Despite my over indulgence in sarcasm I am actually an optimist. I love it when shuffle knows me better than I know myself. I am pro-spirituality and anti-religion. I cry to Joni Mitchell and drink my bourbon on the rocks. I believe people can choose to be a victim or a survivor. I love to learn. I love to laugh. I judge people who have their windshield wipers on really fast when it's not raining that hard. Here you will be privileged to the semi-coherent ramblings and wisdom that my years of existence have to offer. It’s finding truth in the little things - examining life one slice at a time. My blog can be found at http://flapjacksandfrenchladies.blogspot.com/
Unless you've been frozen in carbonite by a bounty paying slug, you've heard of Amazon. Not only has Amazon dominated the quality products-competitive price model in the Online arena, they are one of the biggest book sellers in the world.
Just over a week ago I threw the novel I spent a year taking from concept to completion against the Amazon publishing wall and I'm currently waiting to see how well it sticks.
The Blood Keeper's Prophecy is a Young Adult novel in the head of a sixteen-year-old girl who survived the vampire apocalypse. The book is the first in the Blood Keeper trilogy, a story straddling a thick dystopian-paranormal line.
It is now available for Kindle. If you don't have a Kindle, you can download the Kindle reader to your personal computer here: http://www.amazon.com/gp/feature.html?ie=UTF8&docId=1000426311
The Kindle reader app is also available for iPhone/iPad and for Android. Basically, if you're reading this blog post, you have access to Kindle (for free!).
The results of the Kindle giveaway were far beyond what I had expected. The Blood Keeper's Prophecy landed #28 in the Top 100 Free on Amazon in the Paranormal/Fantasy category. It hasn't sunk in that something I wrote is actually sitting on all those Kindle devices around the world. Click here to download your copy: Buy the Books
I'm anxious to know how my self-publishing experiment ends. I'm nauseated, at times, wondering if this will be another sidestep, an inch forward, or a leap forward. I wonder if I have made a mistake, or if there is something I should have been doing differently.
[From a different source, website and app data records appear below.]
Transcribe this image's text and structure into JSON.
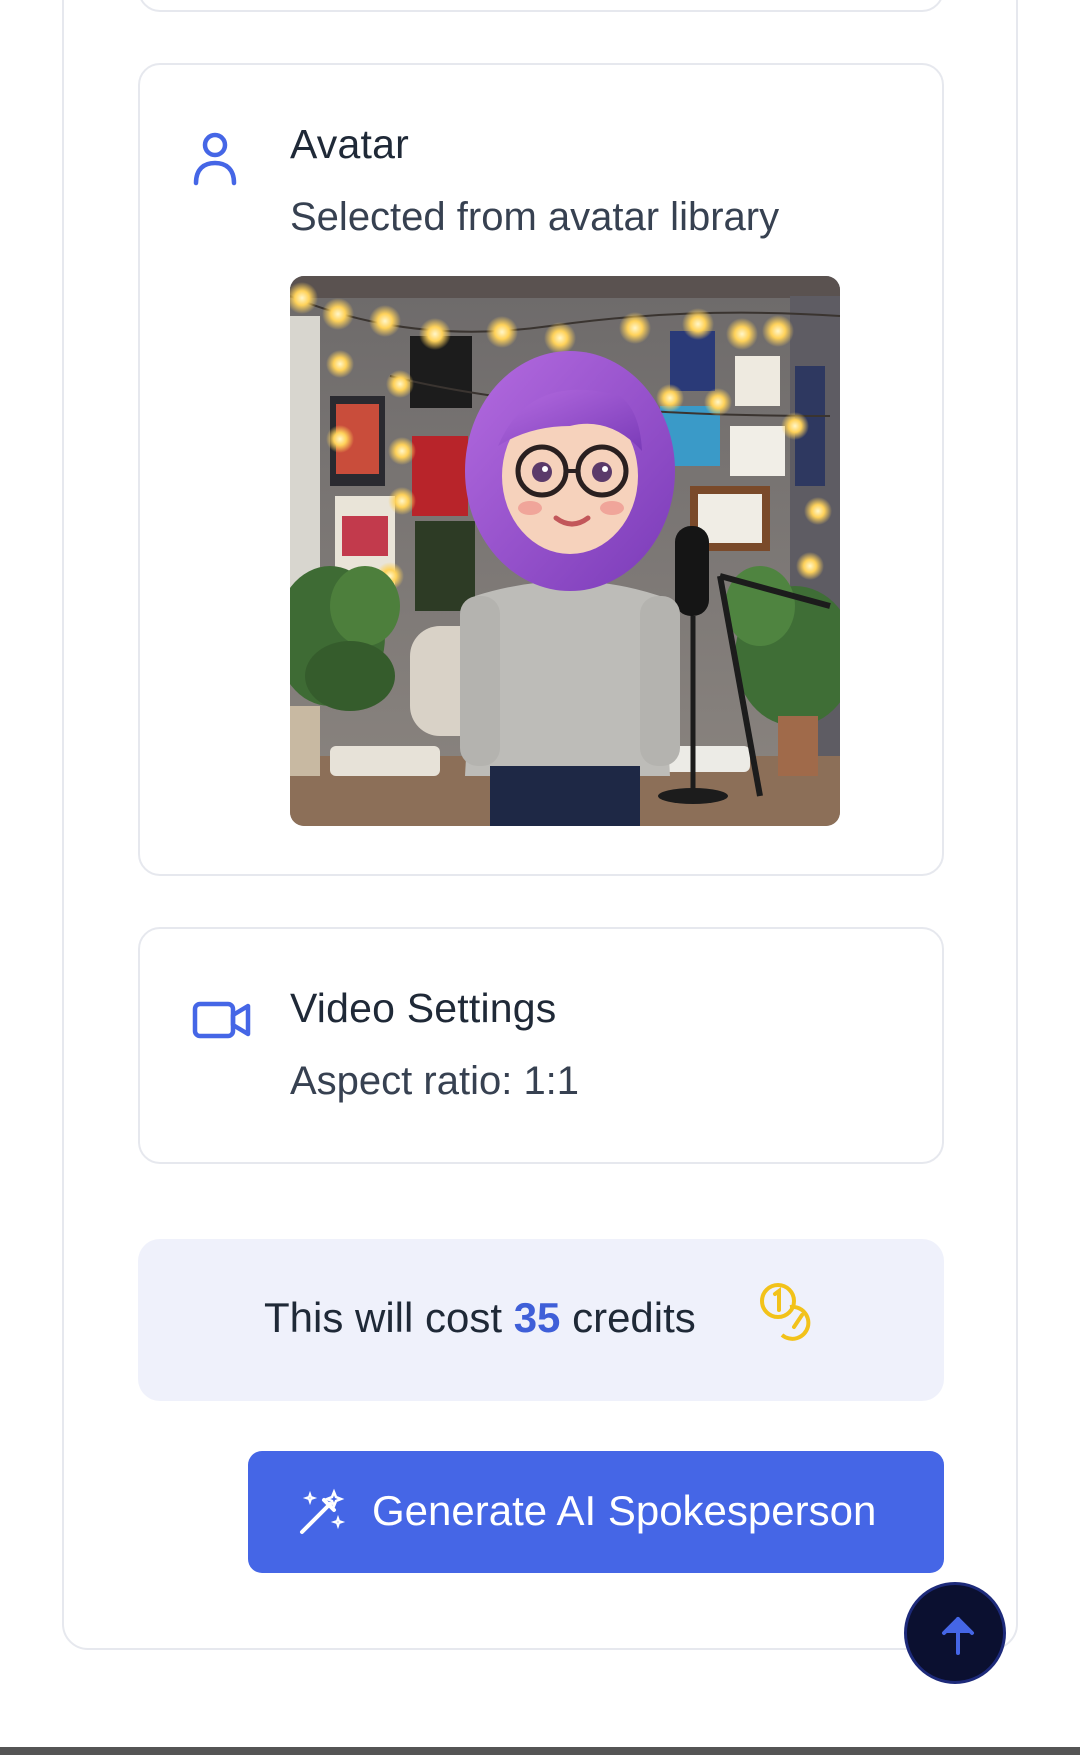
{
  "avatar_section": {
    "icon": "person-icon",
    "title": "Avatar",
    "subtitle": "Selected from avatar library",
    "image_description_icon": "avatar-image"
  },
  "video_settings": {
    "icon": "video-camera-icon",
    "title": "Video Settings",
    "subtitle": "Aspect ratio: 1:1"
  },
  "cost": {
    "prefix": "This will cost ",
    "amount": "35",
    "suffix": " credits",
    "icon": "coins-icon"
  },
  "generate_button": {
    "icon": "magic-wand-icon",
    "label": "Generate AI Spokesperson"
  },
  "scroll_top": {
    "icon": "arrow-up-icon"
  },
  "colors": {
    "accent": "#4566e6",
    "cost_number": "#3f5fd8",
    "coin": "#f2c21a",
    "cost_background": "#eff1fb",
    "scroll_button": "#0b1030"
  }
}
One thing I wouldn't do differently is write it. It doesn't matter who you are, or whether or not you have ambitions of being a writer, you will learn something after sitting down at a keyboard and punching out 100,000 words. You might learn you'd rather eat sandpaper than be a writer, but at least you learned it for yourself. For me, I learned I'm a better writer now than I was a year ago, and as long as I write today, I'll be an even better writer tomorrow.
I have a recurring dream of no faces.
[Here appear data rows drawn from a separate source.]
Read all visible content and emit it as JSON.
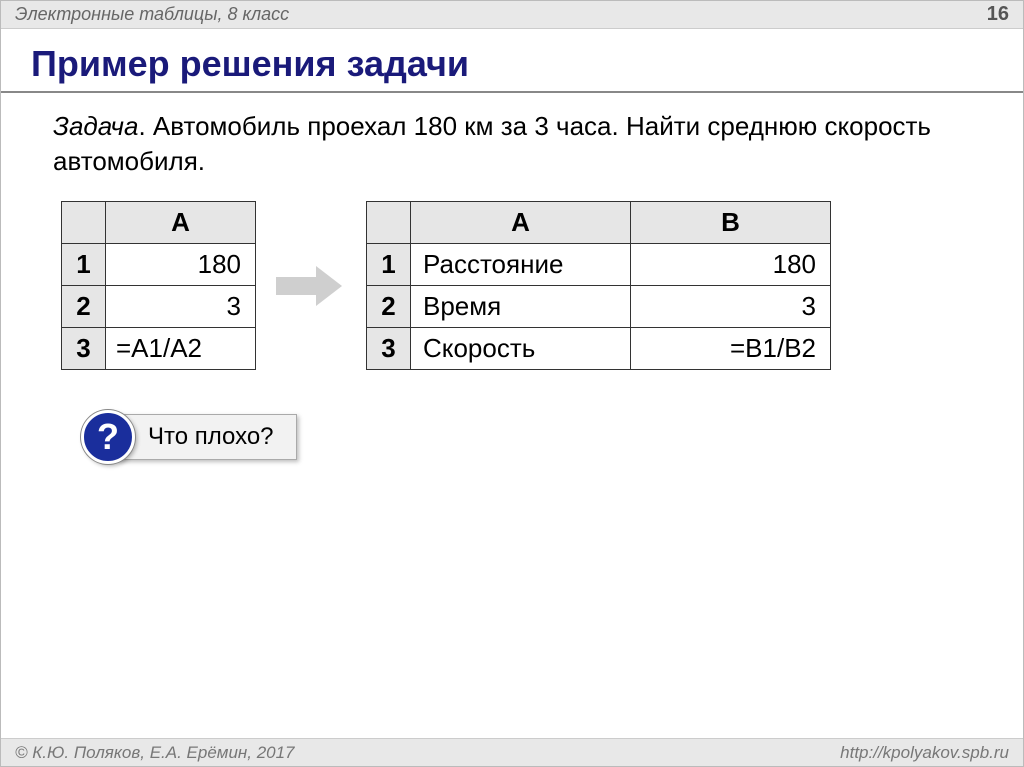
{
  "header": {
    "subject": "Электронные таблицы, 8 класс",
    "page": "16"
  },
  "title": "Пример решения задачи",
  "task": {
    "label": "Задача",
    "text": ". Автомобиль проехал 180 км за 3 часа. Найти среднюю скорость автомобиля."
  },
  "table1": {
    "colA": "A",
    "rows": [
      {
        "n": "1",
        "val": "180",
        "align": "val"
      },
      {
        "n": "2",
        "val": "3",
        "align": "val"
      },
      {
        "n": "3",
        "val": "=A1/A2",
        "align": "formula"
      }
    ]
  },
  "table2": {
    "colA": "A",
    "colB": "B",
    "rows": [
      {
        "n": "1",
        "label": "Расстояние",
        "val": "180"
      },
      {
        "n": "2",
        "label": "Время",
        "val": "3"
      },
      {
        "n": "3",
        "label": "Скорость",
        "val": "=B1/B2"
      }
    ]
  },
  "callout": {
    "icon": "?",
    "text": "Что плохо?"
  },
  "footer": {
    "copyright": "© К.Ю. Поляков, Е.А. Ерёмин, 2017",
    "url": "http://kpolyakov.spb.ru"
  }
}
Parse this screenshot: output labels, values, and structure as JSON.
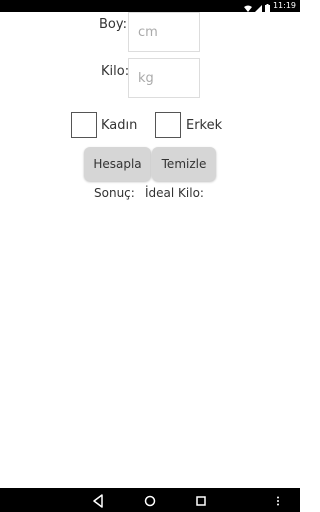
{
  "status_bar": {
    "time": "11:19",
    "icons": [
      "wifi-icon",
      "signal-icon",
      "battery-icon"
    ]
  },
  "form": {
    "boy_label": "Boy:",
    "boy_placeholder": "cm",
    "kilo_label": "Kilo:",
    "kilo_placeholder": "kg",
    "gender": {
      "female_label": "Kadın",
      "male_label": "Erkek"
    },
    "buttons": {
      "calculate_label": "Hesapla",
      "clear_label": "Temizle"
    },
    "result_label": "Sonuç:",
    "ideal_weight_label": "İdeal Kilo:"
  },
  "nav_bar": {
    "icons": [
      "back-icon",
      "home-icon",
      "recents-icon",
      "overflow-menu-icon"
    ]
  }
}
Light comes in squares. Little squares and big squares. Flashing white and blue and green and rainbow.
What I think are voices aren’t voices at all. It’s tapping. Dense tapping on glass. Hollow tapping on plastic.
No eyes to meet or laughter to hear. Just 1 and 0, 0 and 1.
I pinch my arm and force myself to accept that this is not a recurring dream. I am living in the reality of the 21st century.
There are no faces here. Only files, gigabytes, and messages delivered in Arial and Times New Roman. Will the newest generation ever be able to say something like, “I recognize that handwriting”? How could they, when there is no handwriting to be had? Not for us. Not for us with more computer technology in our pockets and purses than Apollo 11.
In our collective reality that is the First World in the 21st century, we don’t see each other. Names and faces are replaced with email addresses, usernames, and text fonts.
We don’t laugh, we lol.
We don’t offer an opinion, we btw.
We don’t question injustice, we wtf.
Life comes to us in screens. Computer screens, phone screens, music screens, game screens, automated teller screens, self check-out screens. You’re reading this blog through a screen, and without which, I wouldn’t be able to bitch to such a large audience.
Somewhere between The Pony Express and .mp3 players, we lost touch with humanity. We stopped seeing each other. We stopped seeing faces. We stopped seeing each other as human beings who have shared experiences in hope, fear, disappointment, doubt, joy and anticipation. We are lost in a world of screens that has removed us from the cohesive nature of humanity, which was once looking someone in the eye and having a real conversation.
We’re at a point where the genie can’t be put back inside its iBottle. Technology has been integrated into everyday life to the point of physical and emotional dependence. Two years ago I moved to the West coast without a GPS or smartphone. Friends questioned how I would get there. How I would find a place to live. How I would find a grocery store. Imagine their shock when I replied, “I’ll use a map and talk to people.”
That’s how deep we are down the technology rabbit hole. I accept that technology is here to stay, but what of humanity?
My answer is: As long as there are flash mobs, all is not lost.
Dancing and/or singing flash mobs are my lighthouse on the coast of Human Existence. In a matter of minutes, a group of individuals emerge from a crowd to perform a predetermined routine to an unsuspecting audience. Be it at an airport or food court, these flash mobs urge us to put our screens and worries away for a few minutes to look at the faces. We are in this world for only a blink, and if you stare at your screen for too long, you’ll miss it.
Yet I find myself at the intersection of Ironic and Paradox, for, without those screens in the unsuspecting audience, and the screen from which I type, I would have never witnessed the very flash mob that restored my faith in humanity that was already lost in the very screen needed to experience it.
Below are two of my favorite flash mobs. Look at faces and use your screens wisely.